R Programming: Functions

RStudio really makes the language shine – giving a user GUI access to tables and variables. The language itself is a bit odd by modern standards… and while I enjoy using R, programming in R can seem a bit daunting at first.

While running some scatter plot comparisons (pairs) within R on a dataset, I decided to construct a method so I could pass in a variable to plot.

Function #1: Data by Country

In Python and many modern languages, writing methods or functions is pretty straight forward. In R, you define a variable identifier as a function:

master <- read.csv('/Users/bwarner/Downloads/master.csv') total_suicides_by_country <- function(country_name){ subset_country <- master[master$country == country_name,] pairs(~ subset_country$suicides_no+subset_country$year+subset_country$population+subset_country$gdp_per_capita...., main=paste("Suicide Data for", country_name), labels = c("Suicides","Year","Population","GDP per Capita")) }
Code language: PHP (php)

In the code above, I have a CSV file on my local system. This is a dataset of suicide statistics across the world.

Rather than repeatedly pass the same commands into the console for any country I’m curious about, now I just do this:

total_suicides_by_country("Armenia") total_suicides_by_country("Japan") total_suicides_by_country("United States")
Code language: JavaScript (javascript)

Subsetting the Data

The first line of the function makes a subset of the dataset by country name.


Using the R standard library pairs method, I plot pairs for the country in question. Note the “$gdp_per_capita….” syntax. that column header had special characters, by doing this, it works like a splat or a %LIKE% in SQL.

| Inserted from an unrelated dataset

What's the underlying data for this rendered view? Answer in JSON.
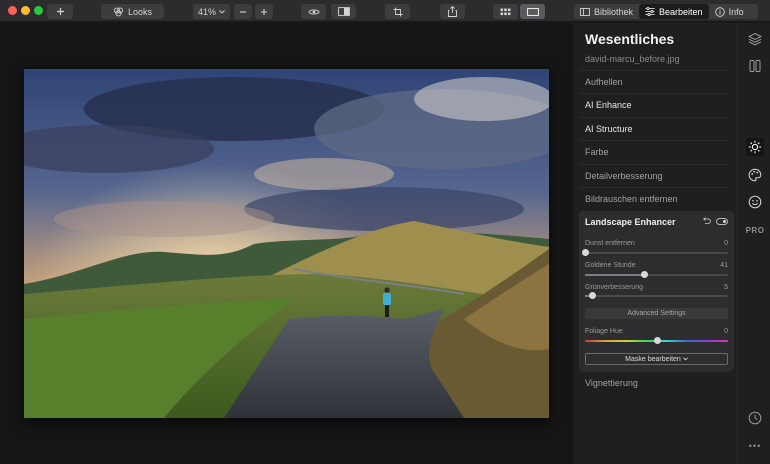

Dynamic Title (Country Name)

Using the main=paste() method I was able to take the country passed into the function and append it to the title of the plot.

Output of pairs()

Function 2: Data by Country & Year

suicides_by_year_country <- function(country_name, country_year){ by_year <- master[master$year == country_year,] by_country_by_year <- by_year[by_year$country == country_name,] pairs(~ by_country_by_year$suicides_no+by_country_by_year$population+by_country_by_year$gdp_per_capita...., main=paste("Suicide Data for", country_name),labels = c("Suicides","Year","Population","GDP per Capita")) }
Code language: PHP (php)

There might be a more elegant way… I’m not sure. This works, but it is a tad confusing. I’m subsetting the dataset twice. The first time I’m subsetting by country name (as before), then I’m subsetting that data frame by year.

In this way I can visually hone in on a countries data by specific year.

Function #3: Boxplotting Comparisons of all Countries

comparison_by_year <- function(country_year){ by_year <- master[master$year == country_year,] boxplot(col="red",by_year$suicides_no ~ by_year$country, main=paste("Global Suicides in", country_year), mtext(text = "Suicides Counts", side = 2)) }
Code language: PHP (php)

This third function I wrote for the dataset takes a single parameter of year. Subsetting the dataset by year, all the global suicides for that year are described by country. The output is in a Boxplot diagram.

Using another dynamic title, I’m passing in the year of the output as the title:

About Author /

Leave a Comment

Your email address will not be published.

Start typing and press Enter to search